Figure 3. Transformation Toughened Zirconia Schematic Microstructures (the size of the tetragonal particle is denoted by dimension d).
Type I Microstructure
This structure is typical of a conventional partially stabilised zirconia (PSZ), produced by additions of 8-10 mol% MgO (Mg-PSZ). After sintering in the cubic phase field at temperatures between 1650-1850 oC, and followed by controlled cooling, the microstructure is one of large cubic grains (50-100 m), within which are dispersed coherent tetragonal precipitates. To optimize their transformability under stress the precipitates are then coarsened, by ageing at a temperature between 1100 and 1450°C.
Type II Microstructure
Characteristic of Tetragonal Zirconia Polycrystals (TZP), this fine grained, predominantly tetragonal microstructure is produced by additions of 2-4 mol% Y2O3 (Y-TZP) or 9-14 mol% CeO2 (Ce-TZP). To enhance densification at the relatively low temperatures necessary to inhibit grain growth, impurities such as alumina and silica are tolerated in the form of an amorphous grain boundary film.
Type III Microstructure

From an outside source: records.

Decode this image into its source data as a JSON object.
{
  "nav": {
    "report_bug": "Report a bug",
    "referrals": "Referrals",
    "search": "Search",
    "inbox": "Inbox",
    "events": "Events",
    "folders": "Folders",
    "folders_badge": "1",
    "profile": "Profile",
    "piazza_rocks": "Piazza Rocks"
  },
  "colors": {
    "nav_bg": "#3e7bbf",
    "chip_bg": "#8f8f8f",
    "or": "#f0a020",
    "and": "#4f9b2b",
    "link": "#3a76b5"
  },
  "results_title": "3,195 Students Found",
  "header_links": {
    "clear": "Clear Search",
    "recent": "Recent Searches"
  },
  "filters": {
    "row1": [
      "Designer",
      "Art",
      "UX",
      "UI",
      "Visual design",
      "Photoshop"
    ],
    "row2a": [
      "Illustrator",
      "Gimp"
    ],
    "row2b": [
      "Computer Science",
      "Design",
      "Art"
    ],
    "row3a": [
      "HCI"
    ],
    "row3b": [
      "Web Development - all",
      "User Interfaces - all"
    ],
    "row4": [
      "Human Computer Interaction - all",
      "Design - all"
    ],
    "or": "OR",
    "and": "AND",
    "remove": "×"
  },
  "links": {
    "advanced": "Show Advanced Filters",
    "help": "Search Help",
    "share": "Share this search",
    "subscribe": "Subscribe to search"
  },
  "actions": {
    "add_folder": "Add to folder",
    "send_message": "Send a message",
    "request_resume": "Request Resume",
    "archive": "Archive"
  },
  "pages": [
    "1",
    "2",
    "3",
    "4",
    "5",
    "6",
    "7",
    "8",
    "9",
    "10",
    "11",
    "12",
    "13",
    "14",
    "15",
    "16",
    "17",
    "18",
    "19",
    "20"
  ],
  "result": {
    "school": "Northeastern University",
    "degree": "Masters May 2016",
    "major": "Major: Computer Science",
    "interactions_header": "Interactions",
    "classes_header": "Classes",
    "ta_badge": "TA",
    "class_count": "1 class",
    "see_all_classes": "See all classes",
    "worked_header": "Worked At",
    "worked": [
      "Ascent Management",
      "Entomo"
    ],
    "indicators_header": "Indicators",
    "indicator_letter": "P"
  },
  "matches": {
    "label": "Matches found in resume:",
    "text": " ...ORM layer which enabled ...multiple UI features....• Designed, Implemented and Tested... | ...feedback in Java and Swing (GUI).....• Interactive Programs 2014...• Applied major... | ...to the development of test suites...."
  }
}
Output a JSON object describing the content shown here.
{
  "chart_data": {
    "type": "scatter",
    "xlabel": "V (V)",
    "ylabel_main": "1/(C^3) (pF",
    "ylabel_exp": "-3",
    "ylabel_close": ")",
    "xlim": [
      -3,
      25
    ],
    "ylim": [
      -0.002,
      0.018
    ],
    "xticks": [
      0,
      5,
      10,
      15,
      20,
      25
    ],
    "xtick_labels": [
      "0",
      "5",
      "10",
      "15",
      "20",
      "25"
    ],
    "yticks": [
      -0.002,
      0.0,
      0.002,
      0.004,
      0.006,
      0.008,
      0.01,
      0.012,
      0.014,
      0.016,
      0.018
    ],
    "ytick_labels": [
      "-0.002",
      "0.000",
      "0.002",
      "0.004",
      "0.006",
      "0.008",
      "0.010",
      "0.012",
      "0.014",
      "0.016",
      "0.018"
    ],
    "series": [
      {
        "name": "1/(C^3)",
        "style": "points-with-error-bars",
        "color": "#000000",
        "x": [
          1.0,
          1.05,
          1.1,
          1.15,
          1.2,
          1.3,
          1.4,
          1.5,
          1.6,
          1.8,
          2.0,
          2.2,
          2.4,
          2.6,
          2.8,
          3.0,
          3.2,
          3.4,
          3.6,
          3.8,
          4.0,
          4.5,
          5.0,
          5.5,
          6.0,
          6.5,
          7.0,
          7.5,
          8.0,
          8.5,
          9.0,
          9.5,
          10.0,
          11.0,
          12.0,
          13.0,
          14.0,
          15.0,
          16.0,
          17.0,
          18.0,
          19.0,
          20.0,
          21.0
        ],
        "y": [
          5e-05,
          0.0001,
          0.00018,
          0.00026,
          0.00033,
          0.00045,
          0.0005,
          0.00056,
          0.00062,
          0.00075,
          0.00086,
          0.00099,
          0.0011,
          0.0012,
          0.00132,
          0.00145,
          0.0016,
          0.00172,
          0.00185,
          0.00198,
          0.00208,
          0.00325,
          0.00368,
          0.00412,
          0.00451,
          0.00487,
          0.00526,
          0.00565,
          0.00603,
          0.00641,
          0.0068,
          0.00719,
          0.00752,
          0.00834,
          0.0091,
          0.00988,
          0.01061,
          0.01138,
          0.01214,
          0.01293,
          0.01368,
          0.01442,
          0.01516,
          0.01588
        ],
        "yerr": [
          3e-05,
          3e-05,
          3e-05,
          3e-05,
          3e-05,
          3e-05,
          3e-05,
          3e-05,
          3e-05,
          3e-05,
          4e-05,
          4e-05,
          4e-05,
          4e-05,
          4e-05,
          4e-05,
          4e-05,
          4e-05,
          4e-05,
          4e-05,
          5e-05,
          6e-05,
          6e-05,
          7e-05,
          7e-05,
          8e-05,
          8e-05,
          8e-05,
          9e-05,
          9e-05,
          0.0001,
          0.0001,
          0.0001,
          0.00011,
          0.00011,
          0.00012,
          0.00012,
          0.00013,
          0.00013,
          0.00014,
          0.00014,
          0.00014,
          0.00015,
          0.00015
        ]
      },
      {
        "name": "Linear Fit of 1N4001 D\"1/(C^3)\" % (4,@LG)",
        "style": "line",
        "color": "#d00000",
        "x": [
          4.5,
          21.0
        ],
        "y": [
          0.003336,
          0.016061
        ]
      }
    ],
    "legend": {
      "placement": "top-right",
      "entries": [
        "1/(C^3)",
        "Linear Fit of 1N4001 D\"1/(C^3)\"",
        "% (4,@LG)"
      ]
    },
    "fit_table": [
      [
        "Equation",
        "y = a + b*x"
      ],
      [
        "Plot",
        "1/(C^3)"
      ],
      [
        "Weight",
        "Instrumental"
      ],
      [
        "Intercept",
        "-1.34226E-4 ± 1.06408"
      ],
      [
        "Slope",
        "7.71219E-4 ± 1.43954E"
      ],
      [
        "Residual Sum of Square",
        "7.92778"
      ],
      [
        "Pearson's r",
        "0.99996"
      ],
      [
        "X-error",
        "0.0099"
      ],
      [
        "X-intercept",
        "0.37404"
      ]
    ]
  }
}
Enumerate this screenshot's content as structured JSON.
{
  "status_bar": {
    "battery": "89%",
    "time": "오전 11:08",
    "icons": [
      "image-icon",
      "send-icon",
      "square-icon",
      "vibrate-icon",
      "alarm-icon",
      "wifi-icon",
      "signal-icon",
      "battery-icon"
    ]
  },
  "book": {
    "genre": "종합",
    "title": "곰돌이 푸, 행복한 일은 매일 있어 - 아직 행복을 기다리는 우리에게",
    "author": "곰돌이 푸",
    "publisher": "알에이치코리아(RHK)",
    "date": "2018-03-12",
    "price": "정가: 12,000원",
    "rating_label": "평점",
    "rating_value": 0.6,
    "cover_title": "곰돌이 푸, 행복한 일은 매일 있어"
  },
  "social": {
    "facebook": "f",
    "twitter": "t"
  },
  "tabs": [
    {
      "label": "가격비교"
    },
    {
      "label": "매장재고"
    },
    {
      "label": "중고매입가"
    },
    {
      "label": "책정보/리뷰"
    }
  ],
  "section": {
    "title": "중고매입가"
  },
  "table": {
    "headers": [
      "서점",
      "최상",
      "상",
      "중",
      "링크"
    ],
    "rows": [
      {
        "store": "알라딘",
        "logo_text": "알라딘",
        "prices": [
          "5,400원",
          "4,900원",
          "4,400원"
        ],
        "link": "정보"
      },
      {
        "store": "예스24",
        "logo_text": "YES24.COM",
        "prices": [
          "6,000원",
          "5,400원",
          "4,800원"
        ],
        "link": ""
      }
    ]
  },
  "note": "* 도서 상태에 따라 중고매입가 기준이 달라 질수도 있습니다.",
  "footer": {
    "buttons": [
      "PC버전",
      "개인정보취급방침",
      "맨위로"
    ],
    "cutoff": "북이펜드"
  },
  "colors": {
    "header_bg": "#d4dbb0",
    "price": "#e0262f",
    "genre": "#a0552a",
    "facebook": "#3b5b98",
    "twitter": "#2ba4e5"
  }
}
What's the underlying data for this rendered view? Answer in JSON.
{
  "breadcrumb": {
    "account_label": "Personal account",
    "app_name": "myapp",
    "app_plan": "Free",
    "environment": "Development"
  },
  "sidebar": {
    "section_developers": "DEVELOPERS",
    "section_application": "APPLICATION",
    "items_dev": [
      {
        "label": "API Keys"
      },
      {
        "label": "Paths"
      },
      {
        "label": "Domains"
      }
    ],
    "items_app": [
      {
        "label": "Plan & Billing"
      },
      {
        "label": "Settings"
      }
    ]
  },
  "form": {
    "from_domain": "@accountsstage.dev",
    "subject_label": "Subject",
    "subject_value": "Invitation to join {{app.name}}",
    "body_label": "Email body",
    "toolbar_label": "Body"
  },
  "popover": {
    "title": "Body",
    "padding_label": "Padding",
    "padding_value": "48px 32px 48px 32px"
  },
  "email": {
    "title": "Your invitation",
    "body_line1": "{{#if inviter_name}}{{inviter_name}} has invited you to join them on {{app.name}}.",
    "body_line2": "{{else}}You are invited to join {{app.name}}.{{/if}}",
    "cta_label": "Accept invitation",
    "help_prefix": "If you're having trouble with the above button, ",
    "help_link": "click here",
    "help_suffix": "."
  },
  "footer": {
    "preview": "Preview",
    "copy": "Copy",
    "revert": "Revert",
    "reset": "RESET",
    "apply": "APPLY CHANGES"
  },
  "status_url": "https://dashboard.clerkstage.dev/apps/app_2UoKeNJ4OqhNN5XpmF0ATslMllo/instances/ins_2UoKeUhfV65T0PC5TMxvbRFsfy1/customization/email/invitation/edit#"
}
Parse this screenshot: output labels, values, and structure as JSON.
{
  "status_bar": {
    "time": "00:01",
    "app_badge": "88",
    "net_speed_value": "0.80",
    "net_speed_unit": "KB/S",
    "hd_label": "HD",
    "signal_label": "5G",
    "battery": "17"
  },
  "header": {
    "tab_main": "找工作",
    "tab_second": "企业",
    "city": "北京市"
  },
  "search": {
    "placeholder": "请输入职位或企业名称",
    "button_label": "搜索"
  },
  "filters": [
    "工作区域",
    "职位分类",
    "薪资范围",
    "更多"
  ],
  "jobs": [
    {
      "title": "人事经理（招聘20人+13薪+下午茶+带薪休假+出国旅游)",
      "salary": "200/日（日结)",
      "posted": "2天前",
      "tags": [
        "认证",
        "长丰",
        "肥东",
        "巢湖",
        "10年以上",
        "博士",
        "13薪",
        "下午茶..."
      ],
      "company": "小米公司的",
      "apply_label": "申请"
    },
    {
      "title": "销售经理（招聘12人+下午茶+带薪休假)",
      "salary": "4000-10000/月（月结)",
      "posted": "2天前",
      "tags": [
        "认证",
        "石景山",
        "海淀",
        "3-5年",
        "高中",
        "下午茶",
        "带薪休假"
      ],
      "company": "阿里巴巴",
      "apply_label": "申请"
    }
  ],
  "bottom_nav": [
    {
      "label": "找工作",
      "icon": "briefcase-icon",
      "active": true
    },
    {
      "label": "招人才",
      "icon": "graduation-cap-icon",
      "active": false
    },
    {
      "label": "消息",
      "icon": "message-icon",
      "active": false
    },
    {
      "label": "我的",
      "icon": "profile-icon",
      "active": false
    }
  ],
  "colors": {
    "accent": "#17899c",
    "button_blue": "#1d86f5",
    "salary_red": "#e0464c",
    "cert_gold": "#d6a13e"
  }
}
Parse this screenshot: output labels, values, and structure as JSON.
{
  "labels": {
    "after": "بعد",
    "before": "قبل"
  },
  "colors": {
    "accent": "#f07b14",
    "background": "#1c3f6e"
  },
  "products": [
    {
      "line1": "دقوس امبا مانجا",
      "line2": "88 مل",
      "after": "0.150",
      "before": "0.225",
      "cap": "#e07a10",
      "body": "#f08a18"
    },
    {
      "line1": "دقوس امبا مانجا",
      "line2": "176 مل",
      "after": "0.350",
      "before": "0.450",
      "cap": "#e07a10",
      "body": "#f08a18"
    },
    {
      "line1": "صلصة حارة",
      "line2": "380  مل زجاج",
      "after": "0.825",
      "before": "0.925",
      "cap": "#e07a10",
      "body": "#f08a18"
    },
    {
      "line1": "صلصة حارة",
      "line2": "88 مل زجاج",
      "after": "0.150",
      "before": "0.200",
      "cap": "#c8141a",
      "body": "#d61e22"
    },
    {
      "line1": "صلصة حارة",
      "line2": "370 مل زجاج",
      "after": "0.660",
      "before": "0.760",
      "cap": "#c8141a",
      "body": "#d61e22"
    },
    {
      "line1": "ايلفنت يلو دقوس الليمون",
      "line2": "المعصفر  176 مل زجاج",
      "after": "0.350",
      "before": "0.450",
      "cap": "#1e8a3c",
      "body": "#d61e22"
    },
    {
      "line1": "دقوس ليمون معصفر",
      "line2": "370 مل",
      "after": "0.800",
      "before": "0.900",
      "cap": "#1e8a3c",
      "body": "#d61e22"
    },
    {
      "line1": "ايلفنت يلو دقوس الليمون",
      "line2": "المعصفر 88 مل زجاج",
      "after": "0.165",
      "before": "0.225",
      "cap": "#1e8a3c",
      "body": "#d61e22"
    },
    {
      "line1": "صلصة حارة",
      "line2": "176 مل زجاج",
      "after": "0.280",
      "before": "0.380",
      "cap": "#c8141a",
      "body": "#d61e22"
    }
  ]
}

The use of dispersed partially stabilized zirconia particles in a non zirconia matrix leads to the microstructure shown. Particles are incorporated either intergranularly (type IIIa) or intragranularly (type IIIb) by a variety of processing methods. Several parent matrices have been used (Alumina, Mullite, Silicon Nitride) in combination with varying amounts of zirconia. The volume fraction, distribution and size of the particles have to be carefully controlled in order to ensure optimum mechanical properties.
Zirconia Engineering Ceramics
The use of these phase transformations and microstructures has lead over the last 30 years to the development of a range of Zirconia Engineering Ceramics with properties that are of great interest to the engineer who wishes to reduce wear and corrosion in industrial processes, but who also wishes to use an Engineering Ceramic with high strength and toughness.
If you are considering an engineering application that you feel may be suited to zirconia then Insaco with 65 years of experience is second to none.
They have many decades of experience on machining and polishing zirconia materials for a wide range of applications and have been involved in many of the applications above when they were in their infancy.
Presently they have an 85,000 ft2 facility with more than 300 machine tools capable of grinding and polishing glass ceramics and other ceramic materials to useful geometries and tolerances.
- "Fabrication and Wear of Yttria Tetragonal Polycrystals", Ian Birkby, University of Leeds Ph.D. Thesis, 1994.
This information has been sourced, reviewed and adapted from materials provided by INSACO Inc.
For more information on this source, please visit INSACO Inc.